How to Build or Develop a Unique Corporate Culture?

Today, the most sustainable businesses have a common denominator: they have a healthy corporate culture.

The modern employee expects more than just a paycheck from their employer. They expect their employer to meet their personal expectations and beliefs. They also expect the employer to create a great place for them to work in.

A healthy working environment is crucial for the modern-day employee and this is achieved by creating a positive work culture.

A study by LinkedIn showed that 65% of people would rather put up with low pay or forego a fancy title than deal with a bad working environment.

With this in mind, it is clear that it is in the best interest of employers to create a healthy working culture to maintain their best talent.

How can one build or develop a work culture?


The leader is the pacesetter of organizational culture.

The leader determines the kind of culture the organization adopts. It is up to the leader to set an example of the kind of culture to be emulated within the organization.

The leader should not just give instructions on what is to be done and is not doing the same.

Employees learn by observing their leader and therefore learn and behave accordingly.


When deciding the kind of culture to adopt, look into the mission and vision.

Study the beliefs and the principles that were important to the organization from the beginning. The mission and vision help define what the company is about and where they intend to be in the future.

For example, your mission and vision cannot be ‘people-centric’ yet you do little to focus on the people be it, employees or customers. A mission that refers to the people needs to lead to a people-focused culture.


Employees cannot follow a culture that is not clear to them.

By defining a common language, values, and standards, you make the culture clear.

You create clear guidelines for employees to follow and also define your expectations.

A company’s culture is brought together by shared values.
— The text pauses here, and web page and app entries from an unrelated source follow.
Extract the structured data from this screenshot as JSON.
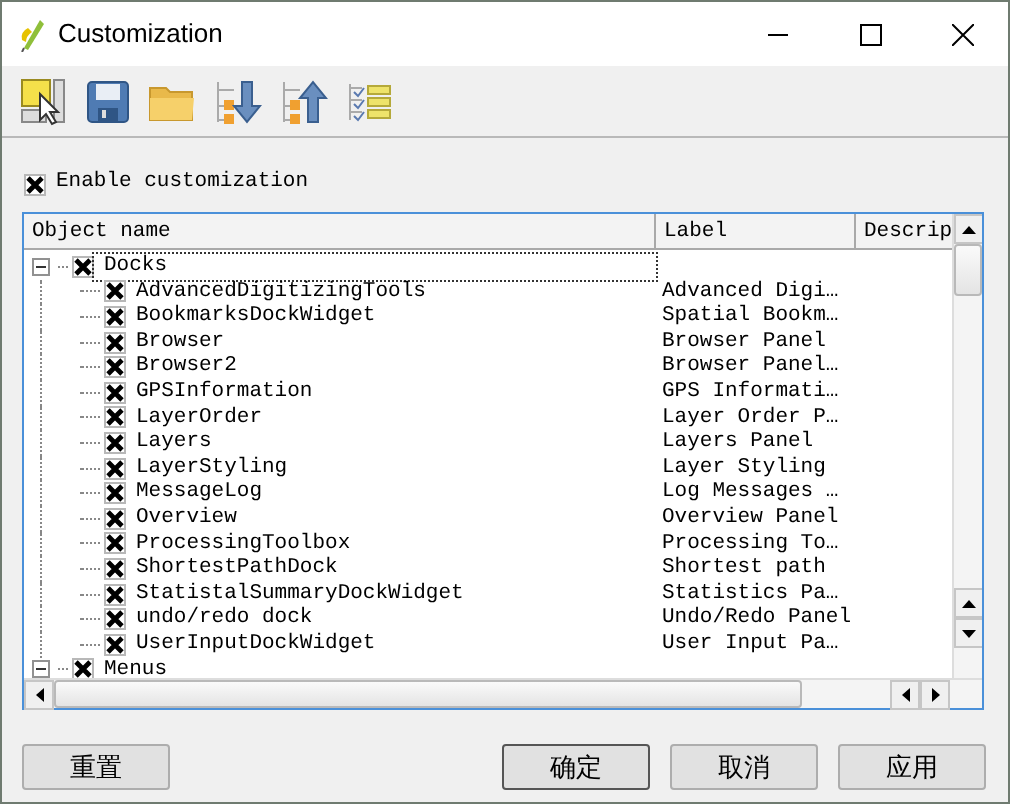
{
  "window": {
    "title": "Customization"
  },
  "enable_customization": {
    "label": "Enable customization",
    "checked": true
  },
  "tree": {
    "columns": [
      "Object name",
      "Label",
      "Descrip"
    ],
    "items": [
      {
        "name": "Docks",
        "checked": true,
        "expanded": true,
        "current": true,
        "children": [
          {
            "name": "AdvancedDigitizingTools",
            "label": "Advanced Digi…",
            "checked": true,
            "current": false
          },
          {
            "name": "BookmarksDockWidget",
            "label": "Spatial Bookm…",
            "checked": true,
            "current": false
          },
          {
            "name": "Browser",
            "label": "Browser Panel",
            "checked": true,
            "current": false
          },
          {
            "name": "Browser2",
            "label": "Browser Panel…",
            "checked": true,
            "current": false
          },
          {
            "name": "GPSInformation",
            "label": "GPS Informati…",
            "checked": true,
            "current": false
          },
          {
            "name": "LayerOrder",
            "label": "Layer Order P…",
            "checked": true,
            "current": false
          },
          {
            "name": "Layers",
            "label": "Layers Panel",
            "checked": true,
            "current": false
          },
          {
            "name": "LayerStyling",
            "label": "Layer Styling",
            "checked": true,
            "current": false
          },
          {
            "name": "MessageLog",
            "label": "Log Messages …",
            "checked": true,
            "current": false
          },
          {
            "name": "Overview",
            "label": "Overview Panel",
            "checked": true,
            "current": false
          },
          {
            "name": "ProcessingToolbox",
            "label": "Processing To…",
            "checked": true,
            "current": false
          },
          {
            "name": "ShortestPathDock",
            "label": "Shortest path",
            "checked": true,
            "current": false
          },
          {
            "name": "StatistalSummaryDockWidget",
            "label": "Statistics Pa…",
            "checked": true,
            "current": false
          },
          {
            "name": "undo/redo dock",
            "label": "Undo/Redo Panel",
            "checked": true,
            "current": false
          },
          {
            "name": "UserInputDockWidget",
            "label": "User Input Pa…",
            "checked": true,
            "current": false
          }
        ]
      },
      {
        "name": "Menus",
        "checked": true,
        "expanded": true,
        "current": false
      }
    ]
  },
  "buttons": [
    {
      "label": "重置",
      "default": false
    },
    {
      "label": "确定",
      "default": true
    },
    {
      "label": "取消",
      "default": false
    },
    {
      "label": "应用",
      "default": false
    }
  ]
}
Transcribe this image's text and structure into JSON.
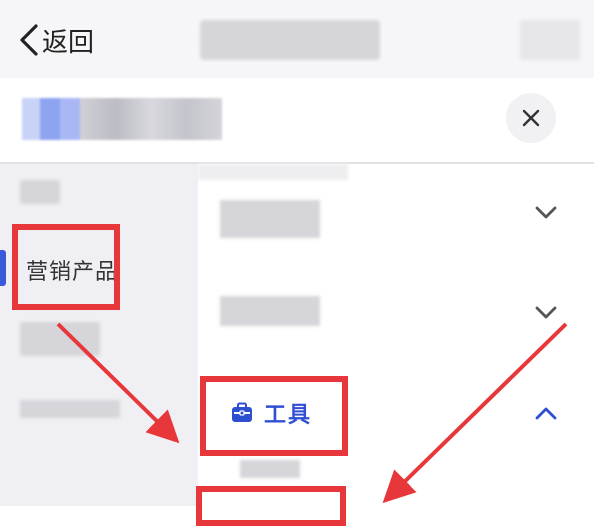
{
  "header": {
    "back_label": "返回",
    "back_icon": "chevron-left-icon"
  },
  "search": {
    "close_icon": "close-icon"
  },
  "sidebar": {
    "active_item_label": "营销产品"
  },
  "content": {
    "row1_icon": "chevron-down-icon",
    "row2_icon": "chevron-down-icon",
    "tools_label": "工具",
    "tools_icon": "toolbox-icon",
    "tools_toggle_icon": "chevron-up-icon"
  },
  "colors": {
    "accent": "#2f4fd3",
    "annotation": "#e8373a"
  }
}
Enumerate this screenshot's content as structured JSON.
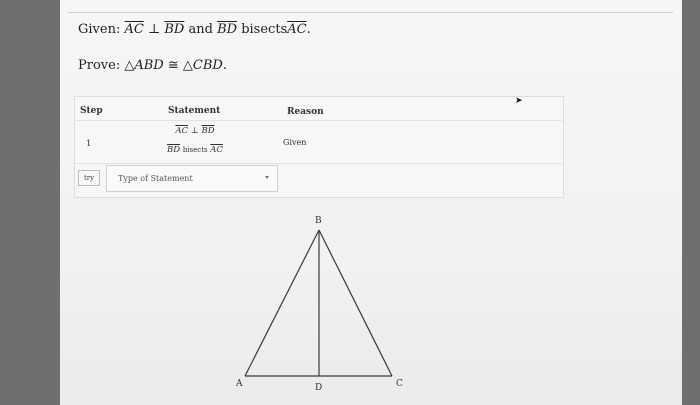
{
  "given": {
    "label": "Given:",
    "seg1": "AC",
    "perp": "⊥",
    "seg2": "BD",
    "and": "and",
    "seg3": "BD",
    "bisects": "bisects",
    "seg4": "AC",
    "end": "."
  },
  "prove": {
    "label": "Prove:",
    "tri1": "△ABD",
    "congruent": "≅",
    "tri2": "△CBD",
    "end": "."
  },
  "table": {
    "headers": {
      "step": "Step",
      "statement": "Statement",
      "reason": "Reason"
    },
    "rows": [
      {
        "step": "1",
        "statement_line1": {
          "seg1": "AC",
          "perp": "⊥",
          "seg2": "BD"
        },
        "statement_line2": {
          "seg1": "BD",
          "word": "bisects",
          "seg2": "AC"
        },
        "reason": "Given"
      }
    ]
  },
  "input_row": {
    "try_label": "try",
    "statement_placeholder": "Type of Statement"
  },
  "diagram": {
    "labels": {
      "A": "A",
      "B": "B",
      "C": "C",
      "D": "D"
    }
  }
}
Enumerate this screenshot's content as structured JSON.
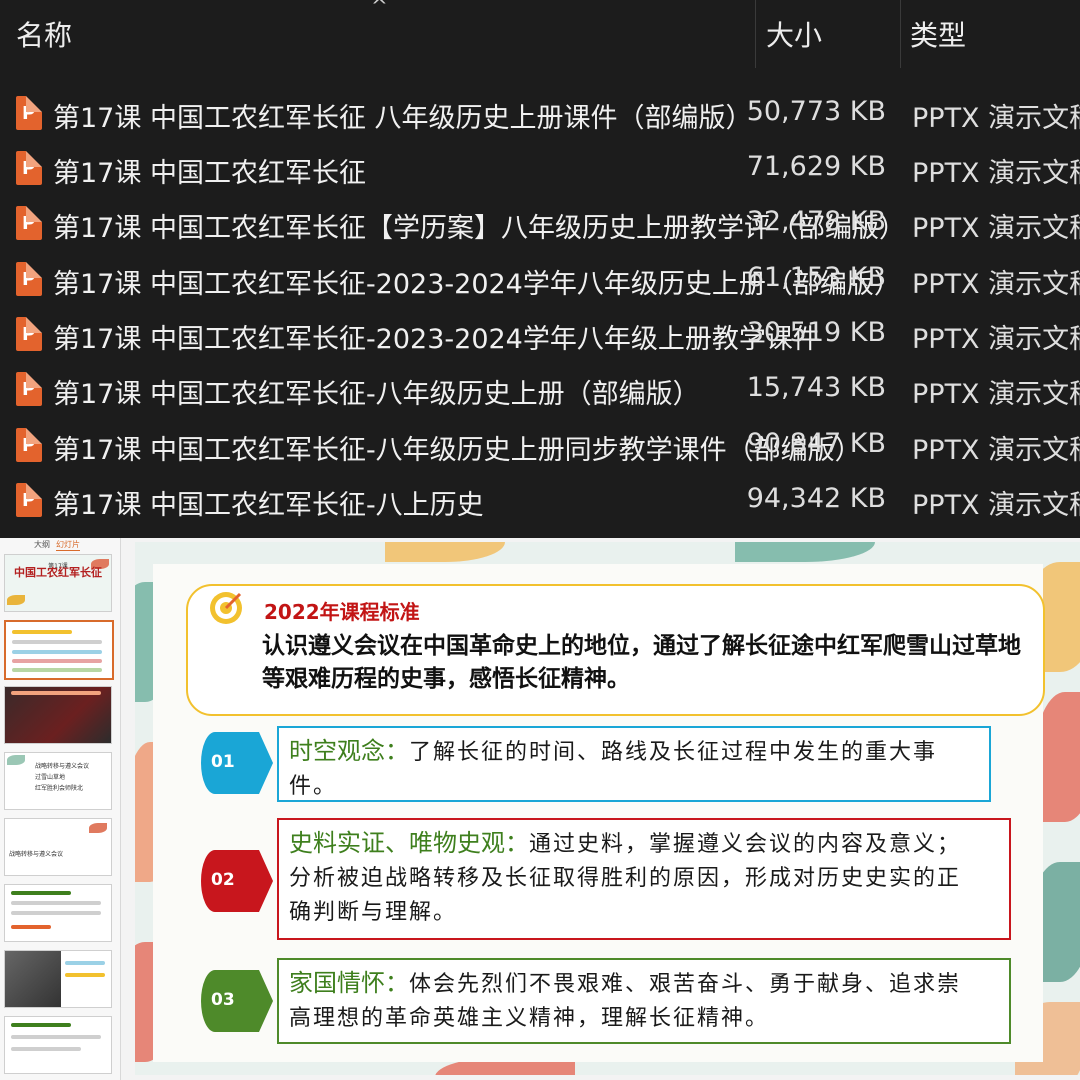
{
  "explorer": {
    "columns": {
      "name": "名称",
      "size": "大小",
      "type": "类型"
    },
    "sort_indicator": "^",
    "files": [
      {
        "name": "第17课 中国工农红军长征 八年级历史上册课件（部编版）",
        "size": "50,773 KB",
        "type": "PPTX 演示文稿"
      },
      {
        "name": "第17课 中国工农红军长征",
        "size": "71,629 KB",
        "type": "PPTX 演示文稿"
      },
      {
        "name": "第17课 中国工农红军长征【学历案】八年级历史上册教学评（部编版）",
        "size": "32,478 KB",
        "type": "PPTX 演示文稿"
      },
      {
        "name": "第17课 中国工农红军长征-2023-2024学年八年级历史上册（部编版）",
        "size": "61,153 KB",
        "type": "PPTX 演示文稿"
      },
      {
        "name": "第17课 中国工农红军长征-2023-2024学年八年级上册教学课件",
        "size": "30,519 KB",
        "type": "PPTX 演示文稿"
      },
      {
        "name": "第17课 中国工农红军长征-八年级历史上册（部编版）",
        "size": "15,743 KB",
        "type": "PPTX 演示文稿"
      },
      {
        "name": "第17课 中国工农红军长征-八年级历史上册同步教学课件（部编版）",
        "size": "90,847 KB",
        "type": "PPTX 演示文稿"
      },
      {
        "name": "第17课 中国工农红军长征-八上历史",
        "size": "94,342 KB",
        "type": "PPTX 演示文稿"
      }
    ],
    "file_icon_letter": "P",
    "icon_color": "#e3632d"
  },
  "ppt": {
    "panel_tabs": [
      "大纲",
      "幻灯片"
    ],
    "thumbs": {
      "t1_small": "第17课",
      "t1_title": "中国工农红军长征",
      "t5_label": "战略转移与遵义会议",
      "t4_items": [
        "战略转移与遵义会议",
        "过雪山草地",
        "红军胜利会师陕北"
      ]
    },
    "slide": {
      "standard_title": "2022年课程标准",
      "standard_body": "认识遵义会议在中国革命史上的地位，通过了解长征途中红军爬雪山过草地等艰难历程的史事，感悟长征精神。",
      "points": [
        {
          "num": "01",
          "keyword": "时空观念：",
          "text": "了解长征的时间、路线及长征过程中发生的重大事件。",
          "color": "#1aa6d6"
        },
        {
          "num": "02",
          "keyword": "史料实证、唯物史观：",
          "text": "通过史料，掌握遵义会议的内容及意义；分析被迫战略转移及长征取得胜利的原因，形成对历史史实的正确判断与理解。",
          "color": "#c8161d"
        },
        {
          "num": "03",
          "keyword": "家国情怀：",
          "text": "体会先烈们不畏艰难、艰苦奋斗、勇于献身、追求崇高理想的革命英雄主义精神，理解长征精神。",
          "color": "#4e8a2a"
        }
      ],
      "keyword_color": "#3e7f1d",
      "accent_yellow": "#f2c12e"
    }
  }
}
These are defined by the organization’s principles and a common set of standards.


Once you have defined what is right for your culture, you need to hire the right people.

When hiring, consider people that will fit into the culture you have created.

Hiring therefore will call for looking at more than the qualifications and experiences of the candidate, but their personalities, principles, and beliefs of the individual.

If your culture is people-oriented for example, you need to hire candidates that are good with people.

If your culture focuses on innovation, you need to look for proactive people that think outside the box.


Once you define a work culture that you need the organization to adopt, you need to be consistent.

Don’t ask employees to do something today and a whole different thing tomorrow.

Consistency will make your employees learn how to behave and stay consistent at it.

Remember, culture is the way of doing things.

This means that this ‘way of doing things is developed over a long time and it is only through consistency that it will become the norm.


Internal policies that support the culture will ensure that people live up to it.

For example, a reward system that rewards certain behaviors that are consistent with the culture shows organizational commitment to the culture.

Other policies that can support the work culture are, such as Google, creating time each week for employees to work on their own projects so as to support the innovation culture.

This shows commitment to the culture and acts as a way to support employees to live up to the culture.


The best way to create shared values within the organization is by communicating these values.

Opening up communication helps build open and honest relationships between management and employees.

When developing a culture, talk to each other. Let each person understand what is expected of them, and let them air their concerns if any.

This makes them feel good and as part of the team.

As a result, they take ownership and responsibility for the organization.

Conclusively, building and developing a work culture is a process.  Organizational culture is not achieved overnight, and it needs to be fed with information, support, and the right attitude.  Most importantly, a successful culture highly depends on support from leaders and set an example for employees.

The Destiny Team